I also know several first class HVAC professionals so I put the question to Derek Stewart owner of Aircon Houston. Derek is very knowledgeable and was very willing to let me share his answer to you. So, I am going to quote from his response.
“Ed, Good to hear from you! You are correct in that mildew on registers is caused by condensation on the grill. The cold air from the AC is mixing with humid air in the room and condensation can happen. Water stains around the register points to two things:
1. The insulation in the register box is old and/or falling off. That insulation can be replaced simply by removing the register, removing the old insulation and installing new insulation.
2. The insulated box is not sealed well to the surrounding sheet rock. This allows attic air to infiltrate down into the living space. The solution is to remove the register, caulk to seal the area and reinstall the register.
Most of the time we see the mildew on grills in a bathroom or a room that the owner has shut off airflow (such as in a bedroom that is not used). The real question to ask is why is that room so humid? It could be a faulty vent fan (as in a bathroom) or it could be a system wide problem with the AC. At times there may be a drain problem that caused undue humid air to be blown into the house. Even after fixing the problem, the mildew will remain on the register. In short, there’s no one answer. But these are the most common.”
Derek Stewart, AirCon Service Co., 281-488-4357, www.airconhouston.com

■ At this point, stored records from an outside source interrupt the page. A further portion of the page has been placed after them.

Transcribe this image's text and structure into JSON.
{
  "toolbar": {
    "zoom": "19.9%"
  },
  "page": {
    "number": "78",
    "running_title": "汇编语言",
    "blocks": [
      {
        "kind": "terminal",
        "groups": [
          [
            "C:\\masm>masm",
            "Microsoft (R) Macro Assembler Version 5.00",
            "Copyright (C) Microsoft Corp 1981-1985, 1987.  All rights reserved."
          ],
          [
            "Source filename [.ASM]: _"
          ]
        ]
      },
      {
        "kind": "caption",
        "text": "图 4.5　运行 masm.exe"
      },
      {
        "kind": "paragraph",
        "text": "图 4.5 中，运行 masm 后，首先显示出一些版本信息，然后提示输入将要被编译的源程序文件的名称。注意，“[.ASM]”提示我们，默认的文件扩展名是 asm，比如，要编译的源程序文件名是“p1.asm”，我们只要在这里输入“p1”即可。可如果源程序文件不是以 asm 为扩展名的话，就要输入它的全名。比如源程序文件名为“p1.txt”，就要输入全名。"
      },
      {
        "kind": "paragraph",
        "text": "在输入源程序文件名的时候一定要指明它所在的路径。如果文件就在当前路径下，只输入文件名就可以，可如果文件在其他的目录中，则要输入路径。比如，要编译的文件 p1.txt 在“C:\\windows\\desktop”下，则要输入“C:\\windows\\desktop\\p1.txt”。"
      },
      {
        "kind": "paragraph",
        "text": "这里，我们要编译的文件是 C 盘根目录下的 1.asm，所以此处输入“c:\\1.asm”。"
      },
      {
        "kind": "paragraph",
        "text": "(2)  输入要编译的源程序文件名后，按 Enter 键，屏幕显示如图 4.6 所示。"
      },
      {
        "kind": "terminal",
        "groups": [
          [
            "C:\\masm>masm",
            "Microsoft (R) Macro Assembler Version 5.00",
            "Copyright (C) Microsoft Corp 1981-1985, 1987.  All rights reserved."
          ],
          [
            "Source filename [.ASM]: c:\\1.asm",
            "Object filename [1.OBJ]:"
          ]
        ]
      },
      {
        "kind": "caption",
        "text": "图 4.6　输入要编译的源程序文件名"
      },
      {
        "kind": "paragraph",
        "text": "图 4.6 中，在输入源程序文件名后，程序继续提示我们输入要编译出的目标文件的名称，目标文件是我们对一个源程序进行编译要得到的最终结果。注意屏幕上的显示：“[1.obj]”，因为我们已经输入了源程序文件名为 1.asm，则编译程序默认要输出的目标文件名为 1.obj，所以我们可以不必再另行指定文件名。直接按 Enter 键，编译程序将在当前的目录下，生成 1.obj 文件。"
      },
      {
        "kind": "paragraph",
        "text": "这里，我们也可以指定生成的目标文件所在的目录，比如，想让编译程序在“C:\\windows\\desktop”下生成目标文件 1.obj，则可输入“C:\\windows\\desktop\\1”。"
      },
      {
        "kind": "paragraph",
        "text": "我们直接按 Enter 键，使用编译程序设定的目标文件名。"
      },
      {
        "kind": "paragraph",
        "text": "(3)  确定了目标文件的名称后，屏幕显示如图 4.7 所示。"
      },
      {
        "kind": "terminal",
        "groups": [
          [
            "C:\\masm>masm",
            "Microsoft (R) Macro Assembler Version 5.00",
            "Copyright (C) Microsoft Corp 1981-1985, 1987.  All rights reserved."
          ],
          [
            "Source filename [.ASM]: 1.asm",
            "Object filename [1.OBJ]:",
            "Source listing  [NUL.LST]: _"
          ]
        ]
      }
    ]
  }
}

Everything Derek said regarding this problem makes good sense to me and I want to thank him again for allowing me to share his wisdom. I will add a couple of comments of my own regarding the removal of existing mildew and water stains.
1. A mild solution of bleach water will remove most mildew type stains pretty easily. I would recommend the use of care and rubber gloves whenever using bleach. A very small drop or drip on just about any fabric will change the color and possibly damage the fabric.
2. After you have addressed the cause and cleaned the area you may need to re-paint to cover the remaining stains. Be sure to use a good primer to keep the stains from bleeding through your final paint job.
Posted: Jul 8, 2013
Posted by: Ed Fryday, ACI, CMI® | TREC License: #6932
Space City Inspections, LLC